Your instructions
Each entry that follows should be given again word for word; please leave out its pictures.

Saved data entries
※ ※ ※
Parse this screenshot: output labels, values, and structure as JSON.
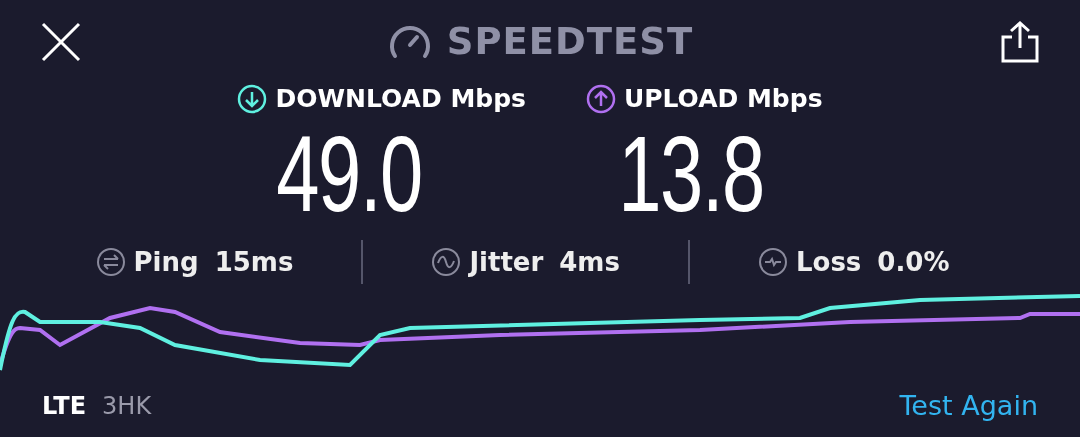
{
  "header": {
    "title": "SPEEDTEST"
  },
  "results": [
    {
      "kind": "download",
      "label": "DOWNLOAD Mbps",
      "value": "49.0"
    },
    {
      "kind": "upload",
      "label": "UPLOAD Mbps",
      "value": "13.8"
    }
  ],
  "stats": [
    {
      "kind": "ping",
      "label": "Ping",
      "value": "15ms"
    },
    {
      "kind": "jitter",
      "label": "Jitter",
      "value": "4ms"
    },
    {
      "kind": "loss",
      "label": "Loss",
      "value": "0.0%"
    }
  ],
  "footer": {
    "network_type": "LTE",
    "carrier": "3HK",
    "action": "Test Again"
  }
}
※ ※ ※
Answer section
Parse this screenshot: output labels, values, and structure as JSON.
{
  "header": {
    "title": "SPEEDTEST"
  },
  "results": [
    {
      "kind": "download",
      "label": "DOWNLOAD Mbps",
      "value": "49.0"
    },
    {
      "kind": "upload",
      "label": "UPLOAD Mbps",
      "value": "13.8"
    }
  ],
  "stats": [
    {
      "kind": "ping",
      "label": "Ping",
      "value": "15ms"
    },
    {
      "kind": "jitter",
      "label": "Jitter",
      "value": "4ms"
    },
    {
      "kind": "loss",
      "label": "Loss",
      "value": "0.0%"
    }
  ],
  "footer": {
    "network_type": "LTE",
    "carrier": "3HK",
    "action": "Test Again"
  }
}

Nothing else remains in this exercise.